Network officials also said voters should expect more of a Koch focus on grassroots activism throughout the 2020 election cycle.Politicsread more
In a room full of avowed capitalists, policies that sound to some like socialism are bound not to go over well.Delivering Alpharead more
GM's usage of temporary workers, potential closure of plants and health care contributions remain major sticking points, according to people familiar with the talks.Autosread more
Republicans and Democrats have long since separated themselves by ideology, leaving each more uniformly conservative or liberal than ever. And now a new data analysis by the...Politicsread more
A Missouri man died of vaping-related illness, officials announced Thursday.Health and Scienceread more
At least in terms of monetary policy, Pence says should be taking after other regions who keep their benchmark interest rates near zero.Delivering Alpharead more
AT&T isn't focused on selling or divesting DirecTV, despite pressure from stakeholder Elliott Management, sources tell CNBC.Technologyread more
Patrick Shyu, a former tech lead at Google, has posted a series of videos making fun of Facebook, where he worked as a software engineer until last month.Technologyread more
The measure to keep the government running through Nov. 21 now heads to the Senate, where McConnell has signaled he will back a temporary spending plan.Politicsread more
Amazon's purchase comes as part of its plan to convert its delivery fleet to 100% renewable energy by 2030. The e-commerce retailer already runs 40% of its fleet on renewable...Autosread more
As part of the plan, Amazon has agreed to purchase 100,000 electric delivery vans from vehicle manufacturer Rivian.Technologyread more
DETROIT, Sept 4 (Reuters) - Former United Auto Workers official Michael Grimes pleaded guilty Wednesday to wire fraud and money laundering as part of an ongoing FBI corruption probe that could hamper upcoming contract talks with the Detroit-based automakers.
Grimes was charged with soliciting hundreds of thousands of dollars in kickbacks from vendors supplying watches and jackets to union members, including a General Motors-funded non-profit training center jointly run with the UAW.
Grimes was a member of the executive board of the training facility, the Center for Human Resources, and an official in the union's GM department until his retirement in July 2018. The center's executive board, which included several GM executives, had responsibility for allocating funds and monitoring expenses, according to the government's case, which also cited two unnamed UAW officials who were CHR board members.
The UAW said in a statement on Wednesday, "The conduct admitted by Mr. Grimes in his plea today is shocking and absolutely disgraceful."
After Wednesday's court session, Grimes' attorney Michael P. Manley said his client was "devastated." Grimes could face prison terms of up to 20 years. Government attorneys recommended a sentence of 48 to 56 months.

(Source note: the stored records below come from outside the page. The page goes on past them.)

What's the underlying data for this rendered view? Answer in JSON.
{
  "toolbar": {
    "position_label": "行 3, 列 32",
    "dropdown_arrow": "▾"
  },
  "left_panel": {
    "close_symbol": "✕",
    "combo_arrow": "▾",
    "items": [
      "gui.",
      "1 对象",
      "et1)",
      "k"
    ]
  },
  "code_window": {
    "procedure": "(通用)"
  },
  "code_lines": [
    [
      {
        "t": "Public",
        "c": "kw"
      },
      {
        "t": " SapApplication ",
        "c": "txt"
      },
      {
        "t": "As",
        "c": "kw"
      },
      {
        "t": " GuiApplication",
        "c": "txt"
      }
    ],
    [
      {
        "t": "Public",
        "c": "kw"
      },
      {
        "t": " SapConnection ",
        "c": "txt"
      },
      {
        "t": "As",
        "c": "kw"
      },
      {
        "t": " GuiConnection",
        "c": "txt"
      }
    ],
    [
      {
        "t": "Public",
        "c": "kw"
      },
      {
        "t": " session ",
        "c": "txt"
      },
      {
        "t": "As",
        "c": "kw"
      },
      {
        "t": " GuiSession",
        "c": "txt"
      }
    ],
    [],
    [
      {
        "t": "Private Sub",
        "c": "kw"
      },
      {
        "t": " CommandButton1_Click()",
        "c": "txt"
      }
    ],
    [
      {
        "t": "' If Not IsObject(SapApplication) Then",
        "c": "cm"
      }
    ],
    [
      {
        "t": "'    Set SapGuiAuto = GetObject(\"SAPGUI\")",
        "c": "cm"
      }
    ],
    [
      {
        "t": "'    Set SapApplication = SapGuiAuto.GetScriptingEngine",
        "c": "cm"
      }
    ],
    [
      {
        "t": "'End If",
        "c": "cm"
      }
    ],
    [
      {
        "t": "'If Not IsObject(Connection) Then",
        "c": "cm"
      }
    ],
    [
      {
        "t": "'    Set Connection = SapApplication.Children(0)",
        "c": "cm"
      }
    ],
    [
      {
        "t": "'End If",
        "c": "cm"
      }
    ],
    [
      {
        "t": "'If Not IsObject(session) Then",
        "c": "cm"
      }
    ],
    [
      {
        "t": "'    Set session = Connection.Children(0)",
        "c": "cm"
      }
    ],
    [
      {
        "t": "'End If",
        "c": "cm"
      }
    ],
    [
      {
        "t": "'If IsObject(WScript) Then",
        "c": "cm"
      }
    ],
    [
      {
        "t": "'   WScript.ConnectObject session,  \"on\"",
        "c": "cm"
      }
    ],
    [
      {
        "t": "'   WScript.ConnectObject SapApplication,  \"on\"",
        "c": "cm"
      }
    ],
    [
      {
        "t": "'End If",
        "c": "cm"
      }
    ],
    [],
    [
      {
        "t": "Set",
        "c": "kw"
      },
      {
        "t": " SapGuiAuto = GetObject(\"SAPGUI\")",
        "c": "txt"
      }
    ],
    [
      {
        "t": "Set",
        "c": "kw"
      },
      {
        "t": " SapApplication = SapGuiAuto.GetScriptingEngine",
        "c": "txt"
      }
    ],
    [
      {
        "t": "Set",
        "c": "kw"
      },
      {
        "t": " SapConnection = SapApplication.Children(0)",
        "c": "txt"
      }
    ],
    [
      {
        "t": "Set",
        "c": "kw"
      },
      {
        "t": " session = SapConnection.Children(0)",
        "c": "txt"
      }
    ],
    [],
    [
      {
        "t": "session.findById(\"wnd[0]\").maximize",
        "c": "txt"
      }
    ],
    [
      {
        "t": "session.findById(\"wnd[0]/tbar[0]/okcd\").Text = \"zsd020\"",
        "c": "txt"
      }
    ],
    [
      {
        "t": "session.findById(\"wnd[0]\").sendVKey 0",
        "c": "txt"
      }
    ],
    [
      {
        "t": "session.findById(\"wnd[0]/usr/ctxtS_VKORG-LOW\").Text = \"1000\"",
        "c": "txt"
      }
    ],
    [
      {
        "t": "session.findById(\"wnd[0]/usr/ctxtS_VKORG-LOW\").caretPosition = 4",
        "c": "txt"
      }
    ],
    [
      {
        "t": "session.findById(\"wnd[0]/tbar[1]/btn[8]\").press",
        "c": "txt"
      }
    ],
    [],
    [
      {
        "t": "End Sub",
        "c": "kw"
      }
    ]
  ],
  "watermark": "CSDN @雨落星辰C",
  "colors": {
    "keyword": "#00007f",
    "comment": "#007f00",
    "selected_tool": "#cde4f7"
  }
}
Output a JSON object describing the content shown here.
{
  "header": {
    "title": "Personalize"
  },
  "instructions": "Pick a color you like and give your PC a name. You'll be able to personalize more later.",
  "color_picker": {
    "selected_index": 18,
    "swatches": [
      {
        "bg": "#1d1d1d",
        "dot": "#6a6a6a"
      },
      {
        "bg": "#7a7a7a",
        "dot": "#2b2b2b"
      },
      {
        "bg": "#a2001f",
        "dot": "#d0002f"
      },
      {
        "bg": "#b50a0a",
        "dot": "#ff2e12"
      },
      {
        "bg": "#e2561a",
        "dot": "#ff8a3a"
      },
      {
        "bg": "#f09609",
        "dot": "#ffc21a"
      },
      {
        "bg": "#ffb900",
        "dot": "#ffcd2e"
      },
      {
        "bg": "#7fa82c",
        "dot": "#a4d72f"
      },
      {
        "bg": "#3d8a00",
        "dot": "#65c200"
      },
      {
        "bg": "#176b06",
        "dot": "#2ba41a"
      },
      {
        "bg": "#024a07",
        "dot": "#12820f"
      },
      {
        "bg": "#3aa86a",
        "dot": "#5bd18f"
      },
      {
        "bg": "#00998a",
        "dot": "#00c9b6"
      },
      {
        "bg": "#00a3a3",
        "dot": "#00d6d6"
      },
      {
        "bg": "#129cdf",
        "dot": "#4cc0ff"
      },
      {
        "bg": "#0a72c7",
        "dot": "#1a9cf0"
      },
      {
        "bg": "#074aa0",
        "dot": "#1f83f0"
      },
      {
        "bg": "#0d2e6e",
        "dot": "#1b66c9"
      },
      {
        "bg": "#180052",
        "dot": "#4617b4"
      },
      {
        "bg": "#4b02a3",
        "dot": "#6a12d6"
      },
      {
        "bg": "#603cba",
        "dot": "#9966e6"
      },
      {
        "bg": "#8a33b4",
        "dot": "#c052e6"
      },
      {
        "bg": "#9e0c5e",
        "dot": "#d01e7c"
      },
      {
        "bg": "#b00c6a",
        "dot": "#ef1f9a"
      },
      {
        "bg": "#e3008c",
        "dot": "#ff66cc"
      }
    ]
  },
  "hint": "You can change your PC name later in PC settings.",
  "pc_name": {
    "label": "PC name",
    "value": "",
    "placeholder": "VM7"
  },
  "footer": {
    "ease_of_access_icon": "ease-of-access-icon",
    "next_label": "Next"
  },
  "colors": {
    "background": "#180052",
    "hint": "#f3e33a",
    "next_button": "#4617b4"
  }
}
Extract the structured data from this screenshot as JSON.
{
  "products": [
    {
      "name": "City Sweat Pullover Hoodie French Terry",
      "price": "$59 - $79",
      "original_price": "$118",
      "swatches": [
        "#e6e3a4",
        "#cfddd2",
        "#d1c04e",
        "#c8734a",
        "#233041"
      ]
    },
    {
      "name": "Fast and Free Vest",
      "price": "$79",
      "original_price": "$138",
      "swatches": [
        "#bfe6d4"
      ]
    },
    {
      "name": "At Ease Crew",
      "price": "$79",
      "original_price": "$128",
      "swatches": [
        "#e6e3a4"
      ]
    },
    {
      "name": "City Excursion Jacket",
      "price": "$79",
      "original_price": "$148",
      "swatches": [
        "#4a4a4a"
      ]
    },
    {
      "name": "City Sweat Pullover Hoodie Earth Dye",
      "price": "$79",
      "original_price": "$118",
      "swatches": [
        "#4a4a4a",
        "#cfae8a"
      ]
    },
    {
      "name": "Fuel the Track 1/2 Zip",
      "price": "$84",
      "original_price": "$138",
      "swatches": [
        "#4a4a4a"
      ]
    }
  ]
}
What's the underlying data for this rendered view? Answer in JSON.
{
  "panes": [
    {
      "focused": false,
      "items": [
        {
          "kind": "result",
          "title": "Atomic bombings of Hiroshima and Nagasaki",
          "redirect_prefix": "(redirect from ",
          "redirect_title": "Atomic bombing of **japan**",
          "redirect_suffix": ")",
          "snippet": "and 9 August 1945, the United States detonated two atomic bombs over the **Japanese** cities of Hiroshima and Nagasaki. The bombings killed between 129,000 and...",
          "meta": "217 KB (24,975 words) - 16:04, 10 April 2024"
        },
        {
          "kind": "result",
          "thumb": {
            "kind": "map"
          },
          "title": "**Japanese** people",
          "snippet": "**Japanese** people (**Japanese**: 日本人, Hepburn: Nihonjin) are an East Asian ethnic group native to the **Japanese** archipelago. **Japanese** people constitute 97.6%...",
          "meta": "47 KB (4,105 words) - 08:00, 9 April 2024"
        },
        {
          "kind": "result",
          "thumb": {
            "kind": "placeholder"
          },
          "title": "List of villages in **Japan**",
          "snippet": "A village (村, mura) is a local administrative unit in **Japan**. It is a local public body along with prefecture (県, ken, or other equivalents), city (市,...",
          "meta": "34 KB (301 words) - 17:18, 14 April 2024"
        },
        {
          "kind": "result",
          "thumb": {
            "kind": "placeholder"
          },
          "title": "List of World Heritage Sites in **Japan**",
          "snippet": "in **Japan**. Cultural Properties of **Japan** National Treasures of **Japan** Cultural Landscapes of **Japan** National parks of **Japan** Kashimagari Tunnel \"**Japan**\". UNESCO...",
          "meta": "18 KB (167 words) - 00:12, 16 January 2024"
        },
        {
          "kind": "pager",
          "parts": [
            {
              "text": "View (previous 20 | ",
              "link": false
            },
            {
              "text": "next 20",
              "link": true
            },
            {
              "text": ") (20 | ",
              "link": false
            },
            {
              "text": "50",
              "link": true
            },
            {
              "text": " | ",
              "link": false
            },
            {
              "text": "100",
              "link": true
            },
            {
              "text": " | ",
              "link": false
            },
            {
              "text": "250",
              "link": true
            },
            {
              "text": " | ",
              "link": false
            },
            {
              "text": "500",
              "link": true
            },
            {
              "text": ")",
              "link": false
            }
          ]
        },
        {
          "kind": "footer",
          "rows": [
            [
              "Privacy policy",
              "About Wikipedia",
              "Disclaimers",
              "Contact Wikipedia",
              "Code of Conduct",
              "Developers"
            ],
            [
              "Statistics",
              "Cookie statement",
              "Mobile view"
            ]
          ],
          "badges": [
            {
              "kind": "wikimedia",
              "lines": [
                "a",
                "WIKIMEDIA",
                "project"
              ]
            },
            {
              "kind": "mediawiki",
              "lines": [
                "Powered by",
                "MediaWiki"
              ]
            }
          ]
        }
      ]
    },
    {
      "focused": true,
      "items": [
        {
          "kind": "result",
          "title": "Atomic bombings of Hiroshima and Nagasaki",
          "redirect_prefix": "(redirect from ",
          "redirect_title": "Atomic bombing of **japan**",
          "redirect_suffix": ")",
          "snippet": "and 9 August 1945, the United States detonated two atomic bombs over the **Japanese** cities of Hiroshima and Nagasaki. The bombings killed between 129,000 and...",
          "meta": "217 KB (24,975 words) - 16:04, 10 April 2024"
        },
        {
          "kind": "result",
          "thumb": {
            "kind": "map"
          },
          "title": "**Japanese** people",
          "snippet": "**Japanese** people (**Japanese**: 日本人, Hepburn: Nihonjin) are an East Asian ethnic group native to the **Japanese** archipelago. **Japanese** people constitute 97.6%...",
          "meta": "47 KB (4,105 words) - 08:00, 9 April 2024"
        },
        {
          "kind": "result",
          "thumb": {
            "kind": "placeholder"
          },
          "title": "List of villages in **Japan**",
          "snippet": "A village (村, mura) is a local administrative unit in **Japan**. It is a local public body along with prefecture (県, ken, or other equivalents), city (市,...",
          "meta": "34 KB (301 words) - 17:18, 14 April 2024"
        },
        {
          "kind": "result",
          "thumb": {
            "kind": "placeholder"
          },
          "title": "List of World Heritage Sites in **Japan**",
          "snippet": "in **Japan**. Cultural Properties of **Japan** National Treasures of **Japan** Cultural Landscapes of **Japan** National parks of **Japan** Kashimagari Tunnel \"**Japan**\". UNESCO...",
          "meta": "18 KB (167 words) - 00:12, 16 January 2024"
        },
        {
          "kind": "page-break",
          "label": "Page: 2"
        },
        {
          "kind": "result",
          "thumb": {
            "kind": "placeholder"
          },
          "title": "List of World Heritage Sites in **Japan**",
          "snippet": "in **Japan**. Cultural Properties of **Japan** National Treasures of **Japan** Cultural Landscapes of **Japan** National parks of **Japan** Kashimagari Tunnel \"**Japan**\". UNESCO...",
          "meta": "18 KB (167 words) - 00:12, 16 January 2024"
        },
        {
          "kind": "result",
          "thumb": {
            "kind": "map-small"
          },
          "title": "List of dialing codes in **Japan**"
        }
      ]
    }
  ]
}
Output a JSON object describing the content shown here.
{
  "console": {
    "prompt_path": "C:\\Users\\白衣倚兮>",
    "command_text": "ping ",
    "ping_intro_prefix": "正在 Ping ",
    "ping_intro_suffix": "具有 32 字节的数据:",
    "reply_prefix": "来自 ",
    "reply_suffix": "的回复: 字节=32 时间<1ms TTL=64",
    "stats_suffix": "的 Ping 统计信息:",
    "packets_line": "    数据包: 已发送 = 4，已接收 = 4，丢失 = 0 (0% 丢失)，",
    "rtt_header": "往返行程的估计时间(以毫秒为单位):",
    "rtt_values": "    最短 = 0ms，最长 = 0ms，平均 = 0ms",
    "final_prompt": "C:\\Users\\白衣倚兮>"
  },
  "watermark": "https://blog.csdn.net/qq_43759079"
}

Grimes is scheduled to be sentenced Jan. 14, 2020.
As part of a long-running federal investigation of illegal payments to union officials, the FBI last week conducted searches at the home of UAW President Gary Jones, a union retreat and multiple other locations.
The investigation has overshadowed upcoming contract talks with General Motors Co, Ford Motor Co and Fiat Chrysler Automobiles.
GM this week was named as the union's strike target. The current four-year contract expires Sept. 14.
The UAW statement on Wednesday said the union "will not be distracted from fighting for our members and negotiating strong labor agreements" with GM, Ford and FCA.
Before last week's raids and the charges against Grimes, the FBI had been conducting a wide-ranging investigation into illegal payoffs to UAW officials by FCA.
To date, seven people linked to the union and the automaker have been sentenced in that investigation.
Federal prosecutors meanwhile have aggressively expanded the probe.
The office of the U.S. Attorney in Detroit said last week's raids included the home of current UAW President Jones in the Detroit suburb of Canton.
A source familiar with the investigation said a raid had also been conducted on a residential address in Corona, California. Public records list former UAW President Dennis Williams and his wife as the owners. (Reporting by Paul Lienert; Additional reporting by Nick Carey in Detroit; Editing by Steve Orlofsky)